Court of Appeal accepts that article 6 is engaged by interim order proceedings but holds that fairness does not require panels to hear evidence relating to whether the substantive allegation is well founded.

In our October 2012 update, the article entitled "Interim suspension orders v interim conditions orders - lack of a known employer decisive?" discussed the High Court appeal of Mr Perry against the interim suspension order imposed on him by a fitness to practise panel of the Nursing and Midwifery Council (NMC). The case has now come before the Court of Appeal.

Background

Mr Perry, a mental health nurse, was suspended by a fitness to practise panel of the Nursing and Midwifery Council after a client made allegations against him of forming an inappropriate and sexualised relationship with her. At the NMC hearing, Mr Perry had submitted that a conditions order was sufficient.

Mr Perry appealed to the High Court on two grounds:

- that the procedure adopted by the panel was unfair and breached his rights under article 6 (fair trial)
  and article 8 (family and private life); and

- the panel had failed to give reasons for its decision to suspend him, rather than impose conditions,
  and that the panel's decision making had been unlawfully fettered by the NMC's standard operating
  procedure which specified that conditions would rarely be appropriate when no employer was
  known.

Mr Perry failed on the first ground on the basis that there was no unfairness (either at common law or such as to breach article 6), and that article 8 was not engaged at all. However, Mr Perry succeeded on the second ground. The judge found that the panel had dismissed the conditions proposed by Mr Perry without explanation and that it had failed to give reasons to explain why the suspension was necessary.

The High Court ordered that the suspension be terminated after a period during which a panel could consider the imposition of suitable conditions. 

The Court of Appeal

Mr Perry appealed to the Court of Appeal against the finding of the High Court in relation to articles 6 and 8. He submitted that the interim order procedures had infringed his rights under article 6 and at common law because of their unfairness, in that he had been prevented at the panel hearing from giving evidence about the substance of the allegations against him. This unfairness meant that, consequently, his rights under article 8 were infringed as the suspension affected his relationships with his patients and his ability to work, resulting in a stigma which affected his private life.

The NMC submitted that articles 6 and 8 were not engaged and that, even if they were, Mr Perry’s rights under both articles were not breached.

After considering the most recent authority in relation to the applicability of article 6 to interim orders (the judgment of the Grand Chamber in Micallef v Malta (Application no. 17056/06) (2010) 50 EHRR 37), the Court of Appeal proceeded on the basis that article 6 was engaged. It also proceeded on the basis that article 8 was engaged. Prior to Micallef, interim measures had been excluded from the ambit of article 6.
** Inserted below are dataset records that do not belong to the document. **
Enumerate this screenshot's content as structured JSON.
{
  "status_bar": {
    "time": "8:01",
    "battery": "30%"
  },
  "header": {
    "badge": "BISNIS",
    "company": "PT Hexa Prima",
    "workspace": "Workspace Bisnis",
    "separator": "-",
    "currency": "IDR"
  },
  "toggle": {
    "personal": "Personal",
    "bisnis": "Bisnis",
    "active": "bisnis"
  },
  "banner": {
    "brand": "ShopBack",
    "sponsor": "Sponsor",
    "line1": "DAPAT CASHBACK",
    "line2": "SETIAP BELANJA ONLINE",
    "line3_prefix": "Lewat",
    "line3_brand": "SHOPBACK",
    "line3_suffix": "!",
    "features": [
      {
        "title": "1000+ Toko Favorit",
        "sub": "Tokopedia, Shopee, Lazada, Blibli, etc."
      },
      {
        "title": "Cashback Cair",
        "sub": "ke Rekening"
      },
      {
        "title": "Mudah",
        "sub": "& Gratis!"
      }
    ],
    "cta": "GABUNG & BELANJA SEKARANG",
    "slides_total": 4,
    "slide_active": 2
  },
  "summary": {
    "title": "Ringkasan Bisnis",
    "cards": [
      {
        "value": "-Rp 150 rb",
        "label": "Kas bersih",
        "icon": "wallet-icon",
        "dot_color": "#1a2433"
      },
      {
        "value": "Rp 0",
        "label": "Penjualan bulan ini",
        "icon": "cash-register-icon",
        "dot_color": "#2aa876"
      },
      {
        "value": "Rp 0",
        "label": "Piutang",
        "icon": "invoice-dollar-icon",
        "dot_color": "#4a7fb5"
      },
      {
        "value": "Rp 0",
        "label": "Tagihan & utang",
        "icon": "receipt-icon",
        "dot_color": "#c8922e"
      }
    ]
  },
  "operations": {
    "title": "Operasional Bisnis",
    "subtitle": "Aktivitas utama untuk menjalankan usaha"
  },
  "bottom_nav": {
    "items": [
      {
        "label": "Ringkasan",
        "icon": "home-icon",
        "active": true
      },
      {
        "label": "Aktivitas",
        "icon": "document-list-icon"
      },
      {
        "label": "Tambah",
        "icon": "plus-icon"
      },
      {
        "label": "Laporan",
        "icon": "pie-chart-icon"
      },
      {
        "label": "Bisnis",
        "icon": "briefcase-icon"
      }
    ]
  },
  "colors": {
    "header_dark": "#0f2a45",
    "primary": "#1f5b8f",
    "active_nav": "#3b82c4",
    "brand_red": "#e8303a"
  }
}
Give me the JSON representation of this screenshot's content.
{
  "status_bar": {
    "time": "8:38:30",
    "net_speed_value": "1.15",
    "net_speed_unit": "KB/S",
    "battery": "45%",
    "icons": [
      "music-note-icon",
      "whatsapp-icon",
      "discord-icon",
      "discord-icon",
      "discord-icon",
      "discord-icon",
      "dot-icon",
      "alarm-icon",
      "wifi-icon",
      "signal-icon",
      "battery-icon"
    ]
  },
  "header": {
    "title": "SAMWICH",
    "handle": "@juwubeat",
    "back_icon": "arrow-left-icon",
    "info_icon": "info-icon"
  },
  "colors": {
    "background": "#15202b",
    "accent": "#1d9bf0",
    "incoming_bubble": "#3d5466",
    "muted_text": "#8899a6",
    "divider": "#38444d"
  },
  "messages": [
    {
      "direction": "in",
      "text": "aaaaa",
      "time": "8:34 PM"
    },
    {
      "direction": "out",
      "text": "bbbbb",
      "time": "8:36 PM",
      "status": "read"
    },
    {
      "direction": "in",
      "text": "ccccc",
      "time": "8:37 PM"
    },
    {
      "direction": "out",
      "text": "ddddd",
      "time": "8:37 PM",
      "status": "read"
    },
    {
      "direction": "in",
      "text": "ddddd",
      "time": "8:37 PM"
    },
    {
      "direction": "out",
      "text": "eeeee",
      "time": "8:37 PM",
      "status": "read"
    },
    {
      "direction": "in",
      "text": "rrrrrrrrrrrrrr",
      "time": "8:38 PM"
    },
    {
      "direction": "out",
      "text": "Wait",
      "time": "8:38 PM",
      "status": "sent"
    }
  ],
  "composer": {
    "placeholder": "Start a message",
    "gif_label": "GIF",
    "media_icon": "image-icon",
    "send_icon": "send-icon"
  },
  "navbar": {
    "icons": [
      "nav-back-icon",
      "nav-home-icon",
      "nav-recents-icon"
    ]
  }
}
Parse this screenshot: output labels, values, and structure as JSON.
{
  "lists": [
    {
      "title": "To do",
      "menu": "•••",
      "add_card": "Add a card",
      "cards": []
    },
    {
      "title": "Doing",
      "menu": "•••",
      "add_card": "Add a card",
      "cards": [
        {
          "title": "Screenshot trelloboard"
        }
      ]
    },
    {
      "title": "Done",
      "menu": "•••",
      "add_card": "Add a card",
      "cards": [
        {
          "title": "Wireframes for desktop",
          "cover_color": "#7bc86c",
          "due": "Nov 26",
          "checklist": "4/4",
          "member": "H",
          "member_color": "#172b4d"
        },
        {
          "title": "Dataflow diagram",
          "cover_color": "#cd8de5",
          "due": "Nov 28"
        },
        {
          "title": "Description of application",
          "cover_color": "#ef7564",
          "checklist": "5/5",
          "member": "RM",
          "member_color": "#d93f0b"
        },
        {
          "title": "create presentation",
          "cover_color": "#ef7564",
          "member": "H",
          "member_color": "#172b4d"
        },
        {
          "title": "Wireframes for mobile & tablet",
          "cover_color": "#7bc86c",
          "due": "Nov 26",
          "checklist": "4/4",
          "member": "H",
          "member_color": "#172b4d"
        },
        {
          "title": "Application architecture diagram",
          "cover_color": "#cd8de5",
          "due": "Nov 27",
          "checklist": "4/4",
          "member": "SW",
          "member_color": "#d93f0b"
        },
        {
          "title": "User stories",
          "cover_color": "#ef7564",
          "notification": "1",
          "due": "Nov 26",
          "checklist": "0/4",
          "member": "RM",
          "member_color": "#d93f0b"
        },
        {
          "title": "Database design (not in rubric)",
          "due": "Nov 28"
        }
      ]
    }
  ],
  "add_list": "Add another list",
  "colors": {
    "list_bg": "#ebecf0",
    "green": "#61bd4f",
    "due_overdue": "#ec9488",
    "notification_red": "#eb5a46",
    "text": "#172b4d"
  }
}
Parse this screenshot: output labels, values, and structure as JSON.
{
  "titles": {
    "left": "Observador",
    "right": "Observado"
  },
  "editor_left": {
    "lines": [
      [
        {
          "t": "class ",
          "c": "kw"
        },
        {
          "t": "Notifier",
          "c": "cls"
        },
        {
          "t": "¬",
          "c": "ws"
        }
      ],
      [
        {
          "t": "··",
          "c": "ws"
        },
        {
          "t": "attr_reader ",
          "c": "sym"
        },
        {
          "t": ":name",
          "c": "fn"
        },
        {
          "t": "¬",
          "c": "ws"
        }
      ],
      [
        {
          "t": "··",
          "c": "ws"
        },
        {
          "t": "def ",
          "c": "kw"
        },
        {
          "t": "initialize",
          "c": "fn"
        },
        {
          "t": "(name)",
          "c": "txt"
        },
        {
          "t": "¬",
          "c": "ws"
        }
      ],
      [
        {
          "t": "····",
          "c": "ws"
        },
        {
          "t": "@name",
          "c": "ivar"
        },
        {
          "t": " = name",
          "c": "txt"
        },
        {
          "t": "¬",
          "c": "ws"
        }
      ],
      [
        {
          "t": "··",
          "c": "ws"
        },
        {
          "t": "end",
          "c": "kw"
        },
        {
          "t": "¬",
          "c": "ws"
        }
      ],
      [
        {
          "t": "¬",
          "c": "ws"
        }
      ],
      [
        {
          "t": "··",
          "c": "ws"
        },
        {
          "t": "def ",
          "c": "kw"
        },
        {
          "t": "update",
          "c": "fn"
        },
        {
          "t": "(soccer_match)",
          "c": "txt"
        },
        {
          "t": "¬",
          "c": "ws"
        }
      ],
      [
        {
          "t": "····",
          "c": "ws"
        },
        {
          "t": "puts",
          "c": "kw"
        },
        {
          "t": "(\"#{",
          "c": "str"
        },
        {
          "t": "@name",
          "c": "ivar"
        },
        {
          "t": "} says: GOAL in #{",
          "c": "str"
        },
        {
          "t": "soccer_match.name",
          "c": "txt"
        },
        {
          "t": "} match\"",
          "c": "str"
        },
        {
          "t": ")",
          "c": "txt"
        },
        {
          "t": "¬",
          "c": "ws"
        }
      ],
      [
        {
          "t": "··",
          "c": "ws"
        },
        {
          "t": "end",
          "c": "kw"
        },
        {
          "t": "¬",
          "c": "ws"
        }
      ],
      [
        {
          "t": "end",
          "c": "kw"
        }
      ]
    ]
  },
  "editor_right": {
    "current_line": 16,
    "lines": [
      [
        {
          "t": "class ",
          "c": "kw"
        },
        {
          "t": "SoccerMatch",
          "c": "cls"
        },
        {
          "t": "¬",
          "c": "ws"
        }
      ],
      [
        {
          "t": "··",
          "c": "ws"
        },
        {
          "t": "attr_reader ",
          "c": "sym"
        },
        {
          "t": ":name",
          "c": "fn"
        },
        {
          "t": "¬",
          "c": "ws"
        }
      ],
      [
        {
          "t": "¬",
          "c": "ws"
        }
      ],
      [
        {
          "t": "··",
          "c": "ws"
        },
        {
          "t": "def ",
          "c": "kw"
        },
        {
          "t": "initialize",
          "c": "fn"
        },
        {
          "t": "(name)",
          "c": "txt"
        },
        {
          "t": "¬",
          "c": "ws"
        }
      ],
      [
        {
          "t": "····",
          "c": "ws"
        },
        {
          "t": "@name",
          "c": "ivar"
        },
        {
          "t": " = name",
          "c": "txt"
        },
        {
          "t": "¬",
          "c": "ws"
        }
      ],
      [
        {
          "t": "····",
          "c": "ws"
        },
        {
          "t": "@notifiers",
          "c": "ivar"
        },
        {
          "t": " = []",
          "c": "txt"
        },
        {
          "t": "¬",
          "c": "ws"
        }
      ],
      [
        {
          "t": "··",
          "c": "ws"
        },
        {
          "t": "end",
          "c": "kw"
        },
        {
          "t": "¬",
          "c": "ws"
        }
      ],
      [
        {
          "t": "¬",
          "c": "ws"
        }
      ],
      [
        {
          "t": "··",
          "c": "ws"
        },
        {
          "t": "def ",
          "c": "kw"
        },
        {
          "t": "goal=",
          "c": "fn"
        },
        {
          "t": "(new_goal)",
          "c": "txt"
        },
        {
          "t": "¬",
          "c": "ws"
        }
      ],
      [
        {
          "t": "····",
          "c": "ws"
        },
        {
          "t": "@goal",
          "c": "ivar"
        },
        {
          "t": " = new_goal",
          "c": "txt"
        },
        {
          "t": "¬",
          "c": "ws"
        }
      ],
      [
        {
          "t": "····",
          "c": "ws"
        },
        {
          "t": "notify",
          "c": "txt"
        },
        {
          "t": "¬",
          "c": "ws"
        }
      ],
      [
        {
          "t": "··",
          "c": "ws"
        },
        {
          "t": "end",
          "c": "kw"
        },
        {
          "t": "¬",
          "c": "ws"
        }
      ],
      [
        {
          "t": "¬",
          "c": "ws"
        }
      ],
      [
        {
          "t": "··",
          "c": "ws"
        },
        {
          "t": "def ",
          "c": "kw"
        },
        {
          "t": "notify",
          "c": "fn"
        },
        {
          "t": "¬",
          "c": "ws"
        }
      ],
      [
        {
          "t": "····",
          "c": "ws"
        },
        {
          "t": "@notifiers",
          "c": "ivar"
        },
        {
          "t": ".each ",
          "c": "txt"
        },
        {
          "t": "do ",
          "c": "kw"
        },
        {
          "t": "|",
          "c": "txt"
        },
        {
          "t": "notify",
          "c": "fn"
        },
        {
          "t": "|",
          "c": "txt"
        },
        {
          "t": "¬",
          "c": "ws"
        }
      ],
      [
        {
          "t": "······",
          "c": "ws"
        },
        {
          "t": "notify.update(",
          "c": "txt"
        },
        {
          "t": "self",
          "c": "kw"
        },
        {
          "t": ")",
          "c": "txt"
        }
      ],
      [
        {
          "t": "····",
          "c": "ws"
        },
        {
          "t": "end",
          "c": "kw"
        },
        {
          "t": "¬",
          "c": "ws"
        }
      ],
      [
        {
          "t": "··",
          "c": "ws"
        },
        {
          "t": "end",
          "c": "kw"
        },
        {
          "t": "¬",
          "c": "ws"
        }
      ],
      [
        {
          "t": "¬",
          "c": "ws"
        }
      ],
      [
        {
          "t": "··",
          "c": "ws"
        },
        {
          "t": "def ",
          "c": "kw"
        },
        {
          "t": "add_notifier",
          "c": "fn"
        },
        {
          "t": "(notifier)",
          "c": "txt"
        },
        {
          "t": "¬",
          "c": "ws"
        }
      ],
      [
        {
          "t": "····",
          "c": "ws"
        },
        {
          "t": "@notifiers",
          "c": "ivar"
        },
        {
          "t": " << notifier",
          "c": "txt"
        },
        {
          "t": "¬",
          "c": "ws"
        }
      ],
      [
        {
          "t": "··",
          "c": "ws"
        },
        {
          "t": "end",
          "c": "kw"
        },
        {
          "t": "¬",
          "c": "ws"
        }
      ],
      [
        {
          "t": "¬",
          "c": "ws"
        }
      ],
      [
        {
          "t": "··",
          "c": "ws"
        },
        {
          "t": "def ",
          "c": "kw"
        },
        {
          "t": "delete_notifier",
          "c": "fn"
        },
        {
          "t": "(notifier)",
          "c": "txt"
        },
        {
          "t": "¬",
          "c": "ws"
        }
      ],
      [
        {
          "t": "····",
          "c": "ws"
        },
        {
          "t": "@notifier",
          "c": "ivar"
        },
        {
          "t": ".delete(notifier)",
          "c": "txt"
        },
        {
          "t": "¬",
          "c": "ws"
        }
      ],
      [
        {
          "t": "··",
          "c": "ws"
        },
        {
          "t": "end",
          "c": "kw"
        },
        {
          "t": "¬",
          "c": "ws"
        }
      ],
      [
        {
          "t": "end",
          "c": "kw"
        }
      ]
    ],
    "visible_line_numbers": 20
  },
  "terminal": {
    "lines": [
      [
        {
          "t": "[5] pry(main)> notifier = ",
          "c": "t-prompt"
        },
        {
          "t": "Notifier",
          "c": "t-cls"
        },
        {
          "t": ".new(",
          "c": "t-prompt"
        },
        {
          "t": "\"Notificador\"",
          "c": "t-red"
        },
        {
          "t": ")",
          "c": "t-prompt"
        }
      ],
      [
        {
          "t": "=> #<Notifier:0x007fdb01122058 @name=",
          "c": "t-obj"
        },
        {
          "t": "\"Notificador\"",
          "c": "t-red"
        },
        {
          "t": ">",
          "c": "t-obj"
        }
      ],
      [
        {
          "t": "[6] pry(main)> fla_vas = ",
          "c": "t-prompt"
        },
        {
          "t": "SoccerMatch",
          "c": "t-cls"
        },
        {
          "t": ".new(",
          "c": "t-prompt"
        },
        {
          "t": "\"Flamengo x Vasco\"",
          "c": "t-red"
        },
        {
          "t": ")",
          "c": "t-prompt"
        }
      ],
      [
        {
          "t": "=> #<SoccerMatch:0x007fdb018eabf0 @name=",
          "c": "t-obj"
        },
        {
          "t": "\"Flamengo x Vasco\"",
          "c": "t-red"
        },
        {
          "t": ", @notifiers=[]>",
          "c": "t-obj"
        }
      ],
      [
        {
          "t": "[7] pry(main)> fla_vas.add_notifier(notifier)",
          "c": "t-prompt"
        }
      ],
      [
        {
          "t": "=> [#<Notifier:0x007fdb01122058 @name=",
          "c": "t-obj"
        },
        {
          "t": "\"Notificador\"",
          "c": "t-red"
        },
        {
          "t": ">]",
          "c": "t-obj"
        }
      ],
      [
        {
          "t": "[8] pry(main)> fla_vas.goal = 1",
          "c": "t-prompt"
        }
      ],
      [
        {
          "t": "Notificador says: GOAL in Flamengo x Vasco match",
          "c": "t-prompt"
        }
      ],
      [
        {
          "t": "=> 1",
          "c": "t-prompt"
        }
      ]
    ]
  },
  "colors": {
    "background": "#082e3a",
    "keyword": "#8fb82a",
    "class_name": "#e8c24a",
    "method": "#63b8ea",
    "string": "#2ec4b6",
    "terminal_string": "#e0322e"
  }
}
Accordingly, the question for the court was whether it was unfair that Mr Perry had been prevented from giving evidence at the interim order hearing as to the truth of the allegations against him.

It was held that the Court of Appeal decision in GMC v Hiew [2007] 1 WLR 2007 was authority for the proposition that the role of a panel or committee in imposing or extending an interim order against a medical professional was 'to ascertain whether the allegations made against the medical practitioner, rather than their truth or falsity, justify the prolongation of the suspension… it need not look beyond the allegations'. It was noted that the decision in Hiew was made after consideration by the court of article 6.

The court rejected Mr Perry’s appeal and stated that his submissions, if accepted, would in effect result in 'a trial before the trial' in a way which was contrary to the statutory scheme laid down for the imposition of interim orders as a method to protect the public. It was also noted that if his submissions were correct, established civil procedure relating to interim relief, particularly injunctions and the American Cyanamid rules, would be liable to be judged incompatible with Convention rights.